---- EXERCISE MATERIAL
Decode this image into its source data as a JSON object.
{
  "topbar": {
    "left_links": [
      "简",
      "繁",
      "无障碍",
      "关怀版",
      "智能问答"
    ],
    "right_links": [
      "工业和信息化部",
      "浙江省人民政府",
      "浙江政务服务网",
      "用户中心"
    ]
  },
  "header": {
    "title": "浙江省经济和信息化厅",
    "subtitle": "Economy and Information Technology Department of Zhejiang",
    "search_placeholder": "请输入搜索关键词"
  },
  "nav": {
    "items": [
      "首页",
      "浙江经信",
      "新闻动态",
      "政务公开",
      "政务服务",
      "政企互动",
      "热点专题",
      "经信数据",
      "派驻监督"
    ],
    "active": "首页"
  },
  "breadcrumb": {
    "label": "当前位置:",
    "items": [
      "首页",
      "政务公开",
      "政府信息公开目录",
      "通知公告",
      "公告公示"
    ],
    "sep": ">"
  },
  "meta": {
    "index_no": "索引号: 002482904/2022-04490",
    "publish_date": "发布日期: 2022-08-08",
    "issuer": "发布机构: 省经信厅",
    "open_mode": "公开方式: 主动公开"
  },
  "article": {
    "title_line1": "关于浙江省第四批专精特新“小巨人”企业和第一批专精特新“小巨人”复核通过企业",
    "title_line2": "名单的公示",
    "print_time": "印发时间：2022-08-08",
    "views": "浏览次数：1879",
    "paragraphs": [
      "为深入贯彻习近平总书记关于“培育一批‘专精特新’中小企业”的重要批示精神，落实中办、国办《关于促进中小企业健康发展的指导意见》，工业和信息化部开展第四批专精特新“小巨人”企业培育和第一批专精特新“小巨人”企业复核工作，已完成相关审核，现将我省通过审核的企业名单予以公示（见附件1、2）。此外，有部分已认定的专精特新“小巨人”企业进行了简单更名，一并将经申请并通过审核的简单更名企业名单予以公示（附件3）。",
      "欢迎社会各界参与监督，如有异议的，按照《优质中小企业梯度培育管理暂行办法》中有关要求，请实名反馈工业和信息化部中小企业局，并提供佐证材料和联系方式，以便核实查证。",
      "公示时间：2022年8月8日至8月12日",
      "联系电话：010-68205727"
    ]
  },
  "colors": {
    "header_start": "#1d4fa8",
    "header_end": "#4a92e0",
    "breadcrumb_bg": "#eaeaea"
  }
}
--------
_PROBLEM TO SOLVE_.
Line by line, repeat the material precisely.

_REPLY_.
Decode this image into its source data as a JSON object.
{
  "topbar": {
    "left_links": [
      "简",
      "繁",
      "无障碍",
      "关怀版",
      "智能问答"
    ],
    "right_links": [
      "工业和信息化部",
      "浙江省人民政府",
      "浙江政务服务网",
      "用户中心"
    ]
  },
  "header": {
    "title": "浙江省经济和信息化厅",
    "subtitle": "Economy and Information Technology Department of Zhejiang",
    "search_placeholder": "请输入搜索关键词"
  },
  "nav": {
    "items": [
      "首页",
      "浙江经信",
      "新闻动态",
      "政务公开",
      "政务服务",
      "政企互动",
      "热点专题",
      "经信数据",
      "派驻监督"
    ],
    "active": "首页"
  },
  "breadcrumb": {
    "label": "当前位置:",
    "items": [
      "首页",
      "政务公开",
      "政府信息公开目录",
      "通知公告",
      "公告公示"
    ],
    "sep": ">"
  },
  "meta": {
    "index_no": "索引号: 002482904/2022-04490",
    "publish_date": "发布日期: 2022-08-08",
    "issuer": "发布机构: 省经信厅",
    "open_mode": "公开方式: 主动公开"
  },
  "article": {
    "title_line1": "关于浙江省第四批专精特新“小巨人”企业和第一批专精特新“小巨人”复核通过企业",
    "title_line2": "名单的公示",
    "print_time": "印发时间：2022-08-08",
    "views": "浏览次数：1879",
    "paragraphs": [
      "为深入贯彻习近平总书记关于“培育一批‘专精特新’中小企业”的重要批示精神，落实中办、国办《关于促进中小企业健康发展的指导意见》，工业和信息化部开展第四批专精特新“小巨人”企业培育和第一批专精特新“小巨人”企业复核工作，已完成相关审核，现将我省通过审核的企业名单予以公示（见附件1、2）。此外，有部分已认定的专精特新“小巨人”企业进行了简单更名，一并将经申请并通过审核的简单更名企业名单予以公示（附件3）。",
      "欢迎社会各界参与监督，如有异议的，按照《优质中小企业梯度培育管理暂行办法》中有关要求，请实名反馈工业和信息化部中小企业局，并提供佐证材料和联系方式，以便核实查证。",
      "公示时间：2022年8月8日至8月12日",
      "联系电话：010-68205727"
    ]
  },
  "colors": {
    "header_start": "#1d4fa8",
    "header_end": "#4a92e0",
    "breadcrumb_bg": "#eaeaea"
  }
}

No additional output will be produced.